Now that it’s finally happening, you have the opportunity to take part in the planning process, and you don’t even have to suffer through a soul crushing community meeting to make your voice heard. The Office of Transportation, Infrastructure, and Sustainability (oTIS) has put together an online survey in which respondents can provide feedback on three possible approaches to repaving Washington Avenue. Helpfully, they’re recommending that you watch some informational videos before taking said survey so you can make the most informed recommendations possible.
Check out these screen grabs from when we took the survey:

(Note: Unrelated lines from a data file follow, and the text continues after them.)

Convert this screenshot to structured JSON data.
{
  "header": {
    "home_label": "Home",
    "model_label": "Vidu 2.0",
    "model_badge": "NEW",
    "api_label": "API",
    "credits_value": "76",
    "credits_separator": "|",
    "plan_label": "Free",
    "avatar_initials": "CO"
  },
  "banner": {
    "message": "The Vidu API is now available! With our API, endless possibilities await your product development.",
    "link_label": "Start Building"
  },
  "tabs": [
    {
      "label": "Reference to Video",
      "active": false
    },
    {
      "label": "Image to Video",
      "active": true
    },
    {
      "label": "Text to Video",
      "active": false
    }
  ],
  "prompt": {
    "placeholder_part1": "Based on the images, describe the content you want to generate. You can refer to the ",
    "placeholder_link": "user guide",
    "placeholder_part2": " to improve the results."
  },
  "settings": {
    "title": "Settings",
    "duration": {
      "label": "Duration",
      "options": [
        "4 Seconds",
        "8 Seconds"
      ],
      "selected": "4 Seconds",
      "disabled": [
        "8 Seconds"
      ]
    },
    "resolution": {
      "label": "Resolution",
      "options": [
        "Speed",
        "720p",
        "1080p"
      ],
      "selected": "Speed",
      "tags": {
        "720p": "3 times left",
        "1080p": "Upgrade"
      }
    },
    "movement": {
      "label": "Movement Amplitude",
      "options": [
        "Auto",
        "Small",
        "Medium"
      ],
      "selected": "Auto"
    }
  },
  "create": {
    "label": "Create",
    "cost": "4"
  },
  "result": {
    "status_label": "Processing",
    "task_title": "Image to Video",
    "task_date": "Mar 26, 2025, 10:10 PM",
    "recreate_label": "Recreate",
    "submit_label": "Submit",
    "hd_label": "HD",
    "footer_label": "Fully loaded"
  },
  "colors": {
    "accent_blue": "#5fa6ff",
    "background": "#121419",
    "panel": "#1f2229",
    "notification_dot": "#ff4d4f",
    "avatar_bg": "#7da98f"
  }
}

The three options under consideration are 1) a three lane road, 2) a four lane road, 3) a mixed layout. The three lane plan would transition Washington Avenue to three lanes for most of its length, aside from the stretch around Broad Street, to accommodate additional traffic volume. This would certainly make the corridor more friendly to pedestrians and bikers, improve the safety of bus stops, and would also allow for expanded sidewalk areas west of Broad Street.
The four lane approach would still be an improvement over the status quo. Since most traffic on Washington heads toward Broad Street, this plan would call for two lanes in each direction heading toward Broad, and one heading away from Broad, with a turning lane in the middle. This would not allow for expanded sidewalks and it would entail buses and bikes coming together at bus stops on the one-lane side of the street, which seems less than ideal. But it would still represent an improvement for pedestrians and bikers over the current five-lane road.
The mixed layout is, as the name suggests, a mix of the two plans, with some areas containing three lanes, some containing four lanes, and the area around Broad Street containing five lanes. This would be a classic split the baby proposal, with the some of the benefits of the other approaches, and some of the drawbacks as well. Some sections of sidewalk will be expanded, but that won’t be possible in other areas. Some bus stops will be isolated from the bike lane, while others will cross into the bike lane. Some sections will feature a reasonable distance for pedestrians while other sections will still require a race against oncoming traffic.
What’s the best approach? We would advocate for the three-lane approach, especially in light of the mixed-use direction we see Washington Avenue heading. Given the politics involved, we have a feeling the mixed layout will be the approach that ends up getting implemented, even though we have a real concern that it will be confusing for drivers to constantly account for changing numbers of lanes as they drive across Washington Avenue. Perhaps the best news is that this is actually happening and whatever approach ends up moving forward, we will be seeing shorter pedestrian travel distances and protected bike lanes on Washington Avenue no matter what. This will mean a safer corridor, and one that finally relates more appropriately to its present and its future.